TASK DETAILS: Take each line below that has "image" and copy it.

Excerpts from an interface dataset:
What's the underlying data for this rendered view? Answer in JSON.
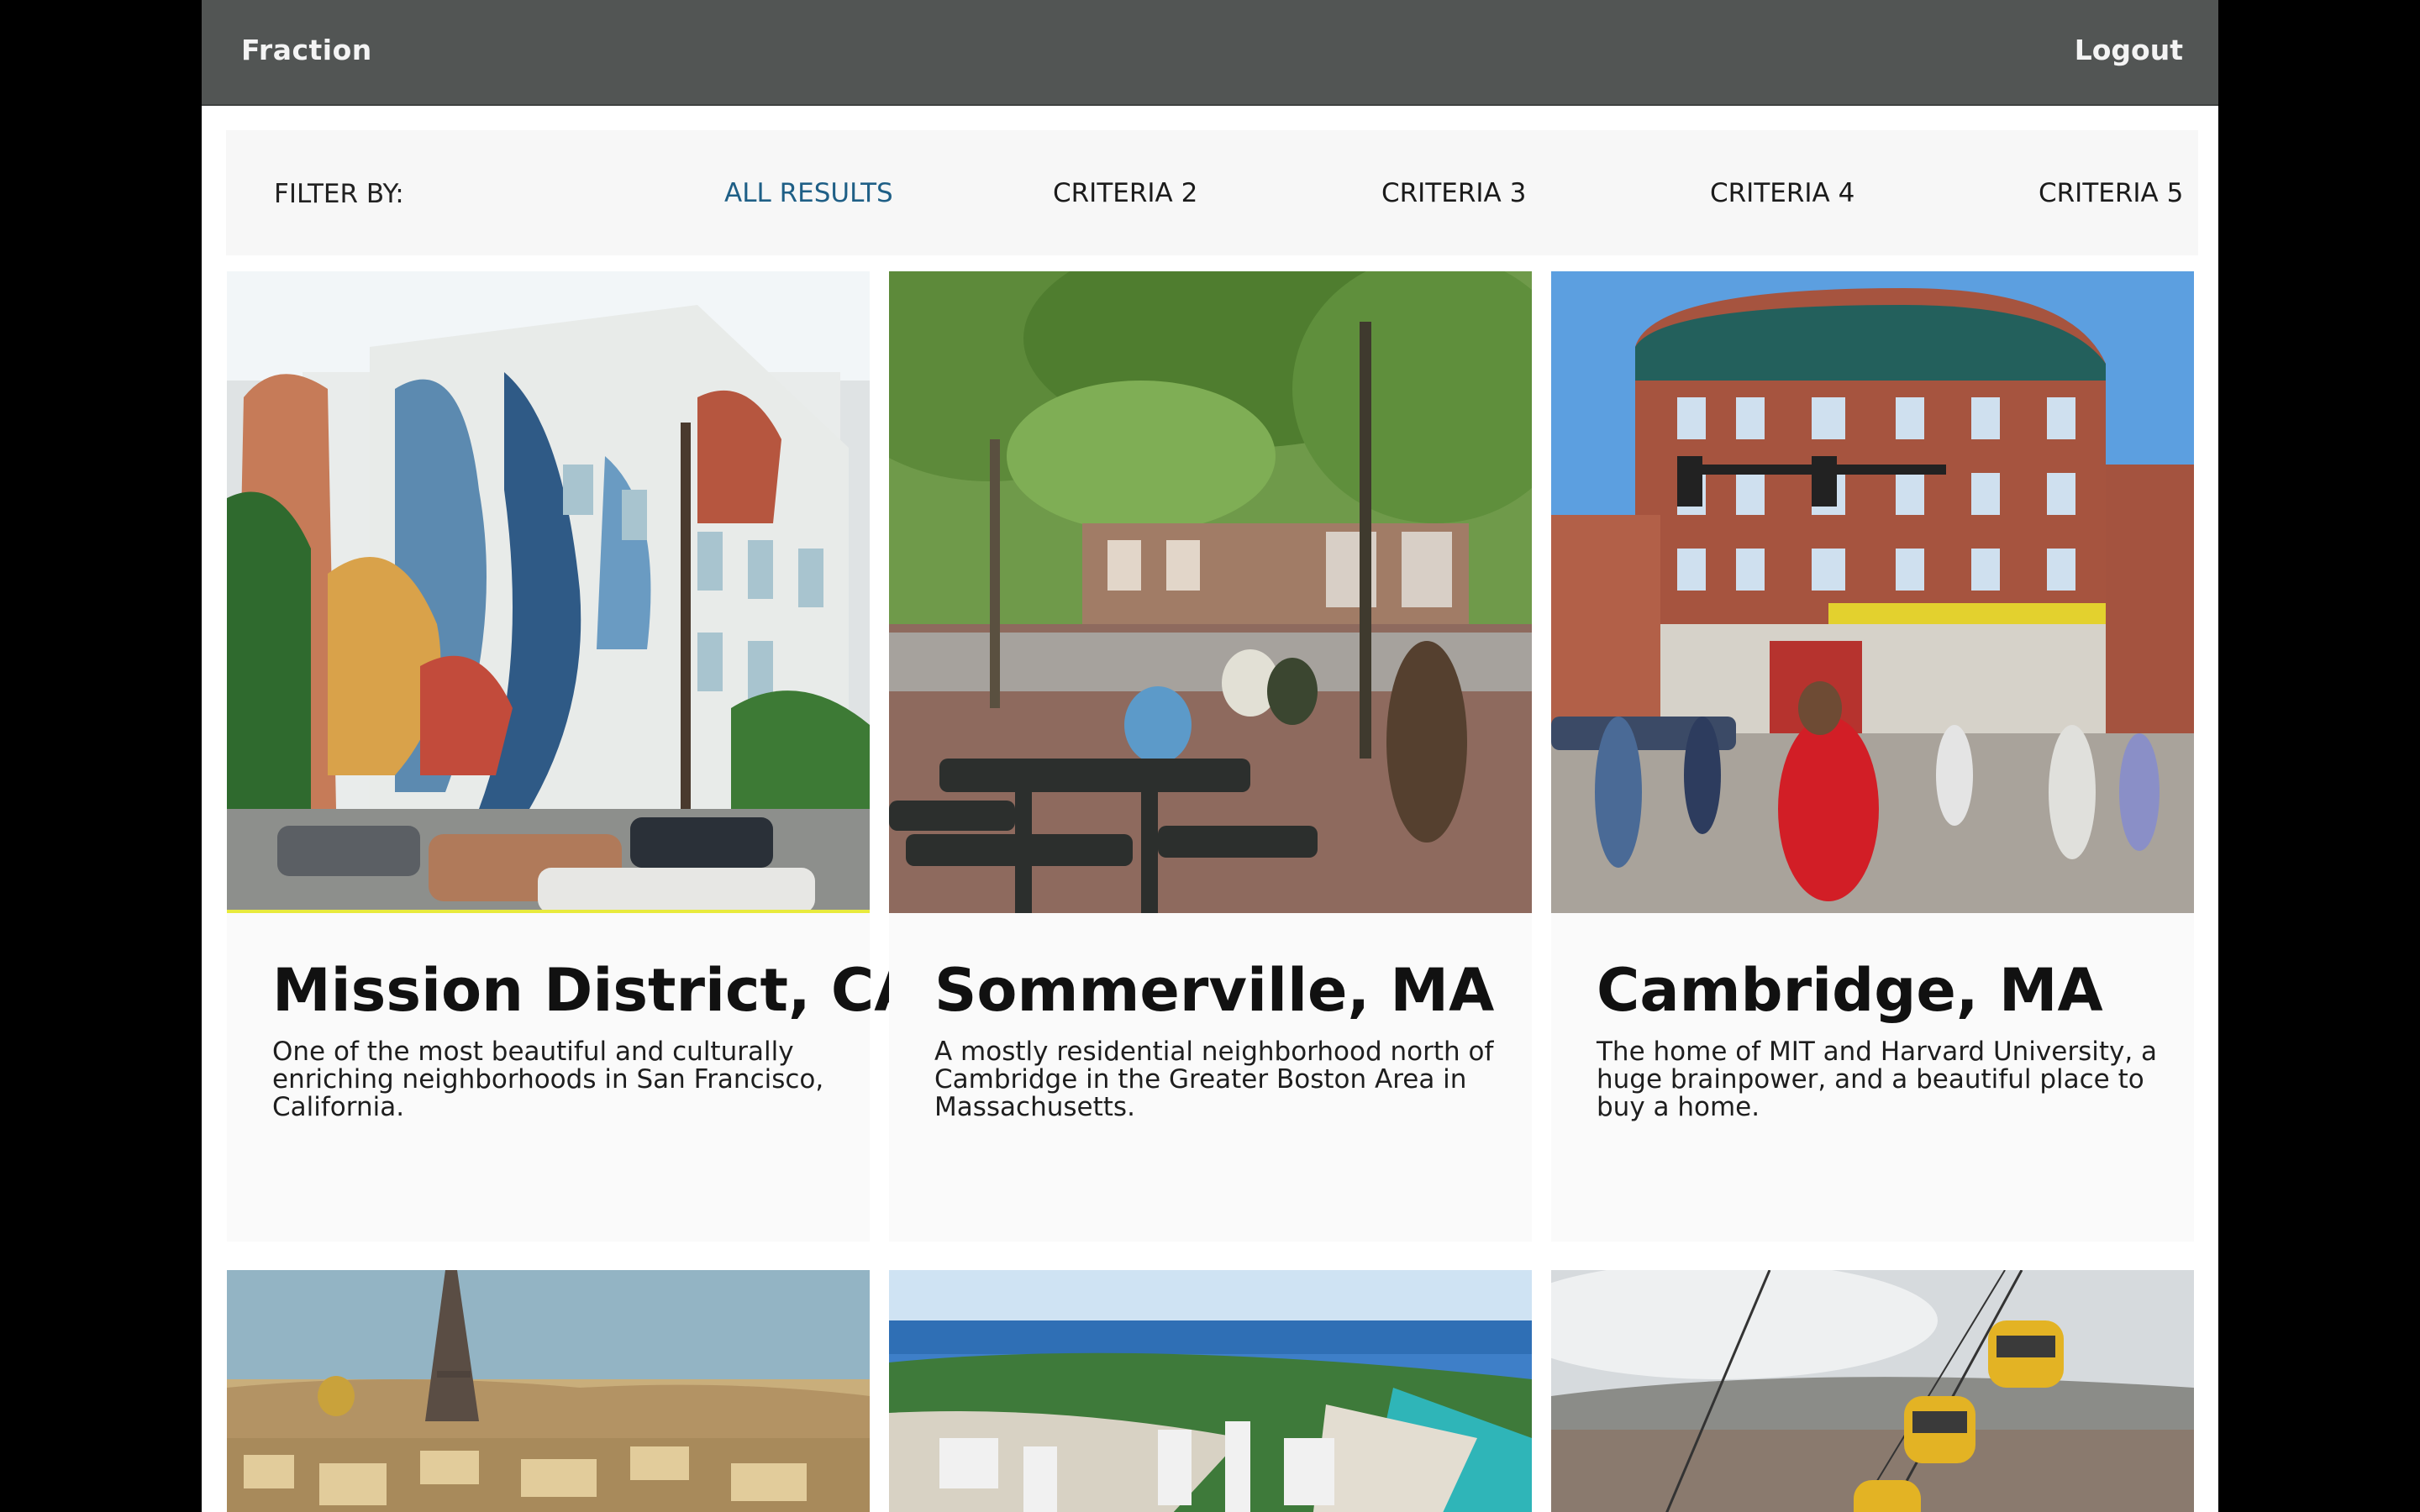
{
  "app": {
    "brand": "Fraction",
    "logout_label": "Logout"
  },
  "filter": {
    "label": "FILTER BY:",
    "options": [
      "ALL RESULTS",
      "CRITERIA 2",
      "CRITERIA 3",
      "CRITERIA 4",
      "CRITERIA 5"
    ],
    "active": "ALL RESULTS"
  },
  "listings": [
    {
      "title": "Mission District, CA",
      "description": "One of the most beautiful and culturally enriching neighborhoods in San Francisco, California.",
      "image": "mural-building-photo"
    },
    {
      "title": "Sommerville, MA",
      "description": "A mostly residential neighborhood north of Cambridge in the Greater Boston Area in Massachusetts.",
      "image": "tree-plaza-photo"
    },
    {
      "title": "Cambridge, MA",
      "description": "The home of MIT and Harvard University, a huge brainpower, and a beautiful place to buy a home.",
      "image": "brick-building-street-photo"
    },
    {
      "image": "paris-skyline-photo"
    },
    {
      "image": "miami-beach-aerial-photo"
    },
    {
      "image": "cable-car-city-photo"
    }
  ],
  "colors": {
    "topbar": "#525554",
    "active_filter": "#1f5f86",
    "card_bg": "#fafafa",
    "page_bg": "#000000"
  }
}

PROBLEM SOLUTION:
      "image": "mural-building-photo"
      "image": "tree-plaza-photo"
      "image": "brick-building-street-photo"
      "image": "paris-skyline-photo"
      "image": "miami-beach-aerial-photo"
      "image": "cable-car-city-photo"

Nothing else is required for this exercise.